Oak Harbor, Washington
At Nite Owl Tattoo, in Oak Harbor, Washington, things are not exactly as they seem. The walls are covered with framed sheets of American traditional flash. But that doesn’t mean this is an old-school shop. Owner William Lloyd and his crew like to put their own modern twist on the classic style.
“If you look at a picture of a traditional tattoo it seems so basic and simple — it looks easy, but that’s what makes it incredibly difficult,” who opened Nite Owl in 2012, on Whidbey Island in Puget Sound, north of Seattle.
Lloyd was introduced to tattooing back in high school when he would hang out at his friend’s pop’s shop back when it was actually illegal to tattoo on the island. His apprenticeship was certainly old school – cleaning tubes, organizing, drawing and other chores, and that’s where he gained an appreciation for the kind of tattoos that stand the test of time.
“Over time, most tattoos are going to fade and the lines are going to swell out. But with traditional, the colors are saturated into the skin, so it will have the longest lifetime,” Lloyd says.
There are definitely dynamics to traditional. But according to Lloyd, the rules nowadays are a lot looser.
“I really like the to put twists on art from old school tattooers, like Bert Grimm, Sailor Jerry and Cap Coleman, and bring the style into the modern age,” he says.

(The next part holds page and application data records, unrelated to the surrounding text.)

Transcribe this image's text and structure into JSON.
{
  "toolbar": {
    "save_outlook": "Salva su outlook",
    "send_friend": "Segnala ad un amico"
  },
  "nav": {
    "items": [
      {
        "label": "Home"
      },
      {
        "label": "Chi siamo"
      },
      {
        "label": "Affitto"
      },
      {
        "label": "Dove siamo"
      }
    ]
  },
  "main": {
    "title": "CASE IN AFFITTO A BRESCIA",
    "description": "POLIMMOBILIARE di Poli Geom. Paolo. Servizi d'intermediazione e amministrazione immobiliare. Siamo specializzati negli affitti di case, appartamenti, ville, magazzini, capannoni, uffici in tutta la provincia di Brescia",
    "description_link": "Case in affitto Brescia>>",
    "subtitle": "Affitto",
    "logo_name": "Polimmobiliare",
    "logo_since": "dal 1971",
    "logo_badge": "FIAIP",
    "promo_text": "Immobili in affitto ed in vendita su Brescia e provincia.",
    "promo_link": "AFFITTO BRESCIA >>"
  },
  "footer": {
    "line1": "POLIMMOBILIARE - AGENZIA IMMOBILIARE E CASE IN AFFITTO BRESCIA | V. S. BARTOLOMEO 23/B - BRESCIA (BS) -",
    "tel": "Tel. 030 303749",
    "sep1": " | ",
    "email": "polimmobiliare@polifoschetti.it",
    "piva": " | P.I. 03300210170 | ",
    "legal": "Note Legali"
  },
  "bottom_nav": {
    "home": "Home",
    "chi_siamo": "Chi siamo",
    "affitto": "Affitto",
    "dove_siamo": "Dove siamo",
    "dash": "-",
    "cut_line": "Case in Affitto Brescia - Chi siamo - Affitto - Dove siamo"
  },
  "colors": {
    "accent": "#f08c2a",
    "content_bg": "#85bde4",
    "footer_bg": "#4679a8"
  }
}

“I think they were limited back in their day. Like with some of the line work, you can tell exactly what it is, but it just need to be freshened up,” he adds. “It’s kind of like if somebody were to come in with a tattoo idea, I would draw over that tattoo idea to make it my own. I try and do the same with all the older stuff.”
Check out the portfolios at the shop and you’ll have no trouble seeing the well-rounded talents of Lloyd and his fellow artists – Molly Vigallon, Seth Smith and Joshua Jay. In the traditional, you’ll find tried and true designs ranging from nautical to roses and flaming hearts. You’ll also see Star Wars and pop culture inspired pieces. Anything, Lloyd says, can be turned into traditional with the right touch.

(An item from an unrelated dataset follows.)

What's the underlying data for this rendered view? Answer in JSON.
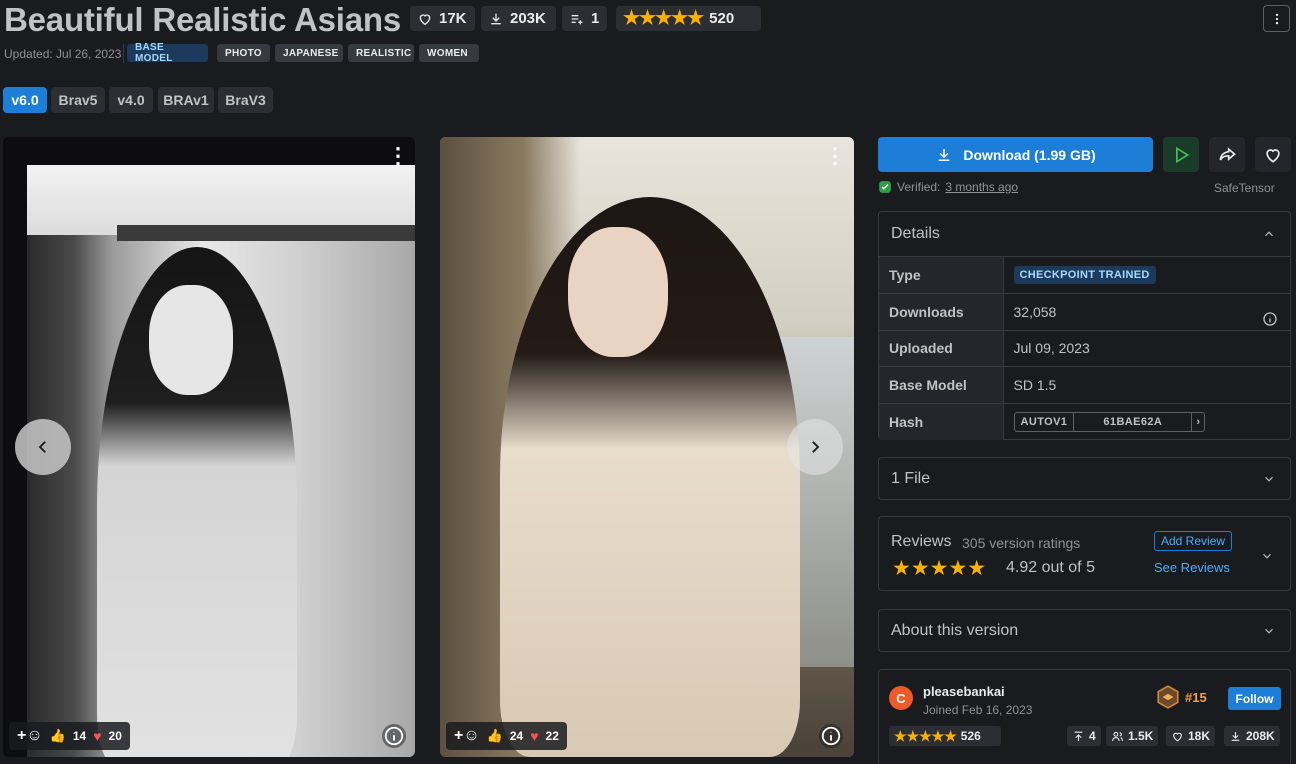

“The hard part about drawing is turning your brain off and just drawing,” he says. “If you put too much into it, it’s not going to look like a typical traditional tattoo. It’s best to keep it basic.”
Typical traditional uses only a few colors, but Lloyd might pick from a dozen or more. Then again, just because a traditional tattoo is traditionally colored, doesn’t mean that it can’t simply be black and grey. B&G is another of Lloyd’s favorite techniques, and he’s not afraid to fuse the two styles.
“Normally you don’t put a gray wash in traditional tattooing, but it can be done, and it can look great,” he says. “I like it to have more contrast; so more black, then softer shading because that’s what’s going to hold it together.”
When it comes to ink, Lloyd has a preference for Eternal, but every brand has its best colors, and on the trays at Nite Owl, you’ll also find, Fusion, Dynamic, Intenze, and Waverly. As for machines, Lloyd sticks with good old fashioned coils that he says work especially well with the traditional style tattoos.
“I go off the feeling in my hand and the sound of the machine to know If I’m getting a good line or if I’m bouncing off the skin. I use my senses to make sure that my machine is working correctly and my needles are gliding properly.”
For the last five years, Lloyd has used the same machine, made by Adam Rosenthal at River City Machinery, for 95 percent of his tattoos. “I’ve never really had to retune it,” he says.
The Nite Owl crew travels to expos as frequently as their schedules allow. Not only do they meet and work with new clients, they’re also excited to be able to kick it with other tattoo artists who they admire. Another big part of going to a show is having your work critiqued in the daily competitions. Yes, they’ve got Best of Show and Best of Tattoo for the day trophies, but what really counts is the opportunity to further their art.
“Even if you don’t win anything, you’re getting your tattoos out there for people to see. It’s really awesome to get constructive criticism from the judges, who are usually heavy hitters. That’s feedback we can put towards making a better tattoo,” Lloyd says.
And as for American Traditional? “It’s never going to go away. It’s continually growing because people are pushing the limits of what can be traditional and what’s excepted.”